Dakotas and southeastward into NE by the end of the period. A
narrow zone of surface heating along the surface trough and weak
large-scale ascent will support thunderstorm development this
afternoon/evening across the central Dakotas, and storms will
subsequently spread eastward and southeastward tonight. Steep
midlevel lapse rates will combine with the surface heating and
boundary-layer dewpoints in the mid 60s to result in MLCAPE of
1500-2500 J/kg immediately east of the surface trough this

Deep-layer vertical shear with straight hodographs will initially
favor supercells capable of producing large hail, though upscale
growth into clusters/line segments with damaging winds appears
probable this evening before the convection begins to spread east of
the stronger buoyancy. The southern flank of the frontal convection
is likely to maintain intensity the longest, potentially developing
southward into NE in conjunction with the surface triple point and
warm advection on the nose of 30-40 kt nocturnal low-level jet.

Other more isolated storms will be possible later this evening from
the Big Horns into southwestern SD, in the immediate post-frontal
upslope flow regime. Deep-layer vertical shear will be favorable
for supercells, though limited moisture/buoyancy should tend to
temper the hail/wind threat somewhat.

…OK/AR/MO this afternoon…
A convectively enhanced midlevel trough is moving eastward over
eastern KS and northeastern OK as of mid morning. Vertical shear
will be strongest to the west of the trough in conjunction with the
stronger northwesterly midlevel flow. However, storm initiation
beyond ongoing convection in the warm advection zone near I-35 along
the KS/OK border is unlikely given the expected onset of subsidence
in the wake of the midlevel trough. Some destabilization is
expected south through east of the convective outflow, though clouds
are relatively widespread and will likely continue to slow surface
heating. Overall, it appears that a marginal threat for damaging
wind is the primary concern with multicell clusters along the
outflow boundary this afternoon from southern MO into northwestern
AR and southeastern OK.

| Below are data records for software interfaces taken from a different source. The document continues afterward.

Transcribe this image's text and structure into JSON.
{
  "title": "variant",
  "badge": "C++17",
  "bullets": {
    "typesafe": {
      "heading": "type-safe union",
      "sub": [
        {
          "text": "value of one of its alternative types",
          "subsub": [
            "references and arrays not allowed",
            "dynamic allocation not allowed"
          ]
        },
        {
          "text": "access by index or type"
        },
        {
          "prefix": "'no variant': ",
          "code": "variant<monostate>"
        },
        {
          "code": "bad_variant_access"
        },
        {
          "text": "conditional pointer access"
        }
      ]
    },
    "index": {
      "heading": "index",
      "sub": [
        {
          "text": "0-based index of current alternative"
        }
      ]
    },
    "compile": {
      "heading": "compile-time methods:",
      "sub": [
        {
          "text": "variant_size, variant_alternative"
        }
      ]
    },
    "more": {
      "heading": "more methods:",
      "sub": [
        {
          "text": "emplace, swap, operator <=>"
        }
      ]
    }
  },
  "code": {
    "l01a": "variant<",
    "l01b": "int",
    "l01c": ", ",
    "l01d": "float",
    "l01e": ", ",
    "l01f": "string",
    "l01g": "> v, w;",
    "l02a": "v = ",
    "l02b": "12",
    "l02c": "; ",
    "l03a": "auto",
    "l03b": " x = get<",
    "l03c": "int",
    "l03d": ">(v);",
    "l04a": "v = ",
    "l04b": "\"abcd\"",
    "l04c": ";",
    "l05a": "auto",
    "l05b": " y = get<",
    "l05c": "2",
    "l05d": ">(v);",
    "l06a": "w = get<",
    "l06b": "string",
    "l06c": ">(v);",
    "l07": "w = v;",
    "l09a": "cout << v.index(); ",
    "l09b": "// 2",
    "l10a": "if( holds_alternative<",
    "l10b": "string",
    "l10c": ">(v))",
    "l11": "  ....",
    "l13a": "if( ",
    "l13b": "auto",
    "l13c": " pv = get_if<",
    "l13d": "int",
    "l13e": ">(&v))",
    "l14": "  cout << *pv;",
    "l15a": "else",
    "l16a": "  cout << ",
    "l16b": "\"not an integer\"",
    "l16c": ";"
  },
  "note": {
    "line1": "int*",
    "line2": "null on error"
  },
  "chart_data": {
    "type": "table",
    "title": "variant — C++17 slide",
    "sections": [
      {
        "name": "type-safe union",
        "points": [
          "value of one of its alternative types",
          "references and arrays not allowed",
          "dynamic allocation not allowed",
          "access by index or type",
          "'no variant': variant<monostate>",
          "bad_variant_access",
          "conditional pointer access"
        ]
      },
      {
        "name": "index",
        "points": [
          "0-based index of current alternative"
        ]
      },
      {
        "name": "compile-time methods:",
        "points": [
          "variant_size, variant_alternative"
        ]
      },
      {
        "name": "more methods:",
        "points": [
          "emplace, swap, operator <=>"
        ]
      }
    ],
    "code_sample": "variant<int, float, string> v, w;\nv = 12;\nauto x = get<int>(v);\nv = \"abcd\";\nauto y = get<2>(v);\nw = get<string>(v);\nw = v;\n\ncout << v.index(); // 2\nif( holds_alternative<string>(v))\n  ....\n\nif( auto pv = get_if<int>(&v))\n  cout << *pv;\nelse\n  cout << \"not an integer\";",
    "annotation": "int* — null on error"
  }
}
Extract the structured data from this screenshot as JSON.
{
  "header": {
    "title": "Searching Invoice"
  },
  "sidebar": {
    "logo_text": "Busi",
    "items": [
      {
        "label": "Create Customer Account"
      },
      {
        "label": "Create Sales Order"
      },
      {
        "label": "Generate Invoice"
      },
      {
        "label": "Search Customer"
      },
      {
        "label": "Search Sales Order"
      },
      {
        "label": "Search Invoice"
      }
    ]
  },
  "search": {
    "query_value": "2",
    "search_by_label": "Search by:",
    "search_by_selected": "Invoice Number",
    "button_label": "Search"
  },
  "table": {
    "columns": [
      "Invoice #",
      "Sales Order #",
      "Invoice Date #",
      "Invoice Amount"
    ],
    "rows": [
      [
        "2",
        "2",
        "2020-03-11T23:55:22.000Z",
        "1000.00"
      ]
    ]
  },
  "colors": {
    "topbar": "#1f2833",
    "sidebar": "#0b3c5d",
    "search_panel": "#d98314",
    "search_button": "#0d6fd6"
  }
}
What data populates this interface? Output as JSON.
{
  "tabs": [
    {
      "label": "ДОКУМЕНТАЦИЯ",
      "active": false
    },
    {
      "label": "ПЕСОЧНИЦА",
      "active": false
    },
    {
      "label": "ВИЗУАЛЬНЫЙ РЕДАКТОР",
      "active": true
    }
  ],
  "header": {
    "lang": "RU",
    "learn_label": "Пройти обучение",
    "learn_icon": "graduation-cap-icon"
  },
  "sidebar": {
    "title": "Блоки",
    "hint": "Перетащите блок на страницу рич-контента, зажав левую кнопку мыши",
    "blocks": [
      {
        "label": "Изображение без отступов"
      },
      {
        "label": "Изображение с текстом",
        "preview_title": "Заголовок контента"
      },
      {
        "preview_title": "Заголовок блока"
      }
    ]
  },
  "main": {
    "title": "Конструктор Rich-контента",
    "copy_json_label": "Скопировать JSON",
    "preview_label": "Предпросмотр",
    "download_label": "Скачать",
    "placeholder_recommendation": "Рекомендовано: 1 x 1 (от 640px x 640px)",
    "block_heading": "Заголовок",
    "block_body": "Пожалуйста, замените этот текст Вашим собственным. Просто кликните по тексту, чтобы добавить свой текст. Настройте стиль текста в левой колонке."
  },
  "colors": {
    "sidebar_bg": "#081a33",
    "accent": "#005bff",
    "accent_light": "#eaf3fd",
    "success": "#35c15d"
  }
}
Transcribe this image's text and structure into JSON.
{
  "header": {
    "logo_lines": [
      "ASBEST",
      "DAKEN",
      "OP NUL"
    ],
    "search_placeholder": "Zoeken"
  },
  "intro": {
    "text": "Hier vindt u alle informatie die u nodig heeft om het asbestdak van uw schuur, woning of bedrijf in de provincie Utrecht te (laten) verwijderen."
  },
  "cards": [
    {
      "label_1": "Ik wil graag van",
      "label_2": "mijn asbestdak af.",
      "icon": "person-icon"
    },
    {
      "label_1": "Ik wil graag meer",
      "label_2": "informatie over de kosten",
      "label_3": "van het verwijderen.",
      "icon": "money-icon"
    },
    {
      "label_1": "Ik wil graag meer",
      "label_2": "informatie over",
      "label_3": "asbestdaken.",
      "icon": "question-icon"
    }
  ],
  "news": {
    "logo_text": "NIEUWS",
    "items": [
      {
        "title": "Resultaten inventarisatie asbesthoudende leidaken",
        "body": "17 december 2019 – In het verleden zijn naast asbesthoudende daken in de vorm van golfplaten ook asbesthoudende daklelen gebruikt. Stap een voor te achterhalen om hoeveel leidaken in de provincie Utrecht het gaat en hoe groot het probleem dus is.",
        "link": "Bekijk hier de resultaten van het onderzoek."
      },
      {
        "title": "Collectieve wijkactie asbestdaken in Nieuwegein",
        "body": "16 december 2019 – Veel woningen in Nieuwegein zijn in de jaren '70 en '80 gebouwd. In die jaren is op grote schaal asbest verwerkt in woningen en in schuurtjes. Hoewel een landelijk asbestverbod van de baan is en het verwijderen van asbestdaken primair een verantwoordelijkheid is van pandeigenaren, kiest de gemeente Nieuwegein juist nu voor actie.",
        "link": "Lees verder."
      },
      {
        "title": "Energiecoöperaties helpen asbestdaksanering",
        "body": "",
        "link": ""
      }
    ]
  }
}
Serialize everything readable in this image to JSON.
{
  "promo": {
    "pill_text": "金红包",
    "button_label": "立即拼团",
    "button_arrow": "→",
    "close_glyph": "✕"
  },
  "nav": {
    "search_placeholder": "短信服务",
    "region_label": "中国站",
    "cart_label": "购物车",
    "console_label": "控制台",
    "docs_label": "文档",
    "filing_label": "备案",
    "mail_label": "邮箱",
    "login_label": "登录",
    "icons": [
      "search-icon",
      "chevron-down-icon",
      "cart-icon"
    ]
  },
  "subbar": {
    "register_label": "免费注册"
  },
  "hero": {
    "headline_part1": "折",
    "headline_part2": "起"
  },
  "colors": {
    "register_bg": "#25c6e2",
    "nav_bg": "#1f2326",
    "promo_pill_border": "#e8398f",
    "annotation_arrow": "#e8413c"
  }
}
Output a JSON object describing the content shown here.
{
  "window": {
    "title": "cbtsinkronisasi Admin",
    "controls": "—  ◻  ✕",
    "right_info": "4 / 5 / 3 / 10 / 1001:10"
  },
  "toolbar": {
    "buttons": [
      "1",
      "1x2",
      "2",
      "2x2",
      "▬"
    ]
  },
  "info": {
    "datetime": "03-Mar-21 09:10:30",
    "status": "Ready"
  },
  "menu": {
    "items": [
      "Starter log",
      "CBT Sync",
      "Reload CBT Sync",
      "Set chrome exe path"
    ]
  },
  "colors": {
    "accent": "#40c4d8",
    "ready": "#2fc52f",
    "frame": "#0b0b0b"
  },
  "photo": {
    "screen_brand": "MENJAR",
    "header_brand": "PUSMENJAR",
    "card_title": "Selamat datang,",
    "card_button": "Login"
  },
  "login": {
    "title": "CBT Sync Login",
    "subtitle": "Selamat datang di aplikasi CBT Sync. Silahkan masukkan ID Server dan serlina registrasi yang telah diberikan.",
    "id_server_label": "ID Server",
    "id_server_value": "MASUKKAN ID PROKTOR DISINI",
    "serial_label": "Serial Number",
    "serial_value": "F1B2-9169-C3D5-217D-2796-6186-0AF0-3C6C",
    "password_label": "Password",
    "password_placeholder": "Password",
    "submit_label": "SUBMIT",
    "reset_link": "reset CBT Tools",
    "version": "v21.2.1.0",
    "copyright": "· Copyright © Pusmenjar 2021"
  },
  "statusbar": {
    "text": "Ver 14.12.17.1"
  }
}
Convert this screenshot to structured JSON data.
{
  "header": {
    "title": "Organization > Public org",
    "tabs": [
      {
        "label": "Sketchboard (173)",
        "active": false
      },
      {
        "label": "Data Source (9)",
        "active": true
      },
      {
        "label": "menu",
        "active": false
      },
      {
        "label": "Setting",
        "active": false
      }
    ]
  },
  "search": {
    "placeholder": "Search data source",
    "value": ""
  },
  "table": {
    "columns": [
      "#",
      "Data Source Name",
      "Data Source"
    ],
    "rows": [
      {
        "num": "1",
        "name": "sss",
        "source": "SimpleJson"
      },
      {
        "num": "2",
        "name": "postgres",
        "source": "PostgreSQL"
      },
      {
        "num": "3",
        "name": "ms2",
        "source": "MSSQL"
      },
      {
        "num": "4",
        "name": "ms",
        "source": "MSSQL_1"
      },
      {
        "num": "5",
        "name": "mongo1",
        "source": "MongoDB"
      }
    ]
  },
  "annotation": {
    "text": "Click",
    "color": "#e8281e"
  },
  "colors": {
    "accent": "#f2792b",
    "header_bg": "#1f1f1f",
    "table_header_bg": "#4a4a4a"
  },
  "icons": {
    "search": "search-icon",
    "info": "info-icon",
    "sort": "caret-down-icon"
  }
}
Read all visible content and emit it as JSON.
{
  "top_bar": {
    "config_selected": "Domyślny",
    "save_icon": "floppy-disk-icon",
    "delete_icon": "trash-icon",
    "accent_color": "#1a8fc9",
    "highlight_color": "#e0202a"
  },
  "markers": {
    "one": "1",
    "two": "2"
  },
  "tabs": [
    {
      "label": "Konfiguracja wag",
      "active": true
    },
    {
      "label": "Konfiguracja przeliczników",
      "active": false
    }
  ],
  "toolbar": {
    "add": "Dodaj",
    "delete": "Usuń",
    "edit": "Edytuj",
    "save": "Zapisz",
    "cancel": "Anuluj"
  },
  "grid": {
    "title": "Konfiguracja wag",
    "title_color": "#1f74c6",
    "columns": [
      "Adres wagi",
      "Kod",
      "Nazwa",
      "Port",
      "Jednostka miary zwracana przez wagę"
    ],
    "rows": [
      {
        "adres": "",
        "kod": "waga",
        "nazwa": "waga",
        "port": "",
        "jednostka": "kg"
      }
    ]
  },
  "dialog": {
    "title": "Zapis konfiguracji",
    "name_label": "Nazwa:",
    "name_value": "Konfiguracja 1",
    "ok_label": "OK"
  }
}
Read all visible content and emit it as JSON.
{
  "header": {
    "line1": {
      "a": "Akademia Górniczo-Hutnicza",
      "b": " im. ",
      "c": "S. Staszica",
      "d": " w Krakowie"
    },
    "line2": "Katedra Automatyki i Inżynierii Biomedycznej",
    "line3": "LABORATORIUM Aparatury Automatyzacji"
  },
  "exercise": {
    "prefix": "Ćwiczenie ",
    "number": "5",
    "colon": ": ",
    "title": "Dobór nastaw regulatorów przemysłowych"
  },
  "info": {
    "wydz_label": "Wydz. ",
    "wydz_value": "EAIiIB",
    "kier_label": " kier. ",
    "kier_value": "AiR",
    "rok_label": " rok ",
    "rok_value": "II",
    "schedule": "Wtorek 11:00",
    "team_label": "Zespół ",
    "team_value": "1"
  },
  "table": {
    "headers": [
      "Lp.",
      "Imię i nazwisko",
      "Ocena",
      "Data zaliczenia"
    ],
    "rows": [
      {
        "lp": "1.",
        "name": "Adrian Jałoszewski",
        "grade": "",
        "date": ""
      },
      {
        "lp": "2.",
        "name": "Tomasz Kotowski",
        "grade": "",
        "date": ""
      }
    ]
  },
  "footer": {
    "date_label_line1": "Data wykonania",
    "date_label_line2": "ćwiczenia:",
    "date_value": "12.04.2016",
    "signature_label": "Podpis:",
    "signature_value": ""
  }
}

Leave a Reply

This site uses Akismet to reduce spam. Learn how your comment data is processed.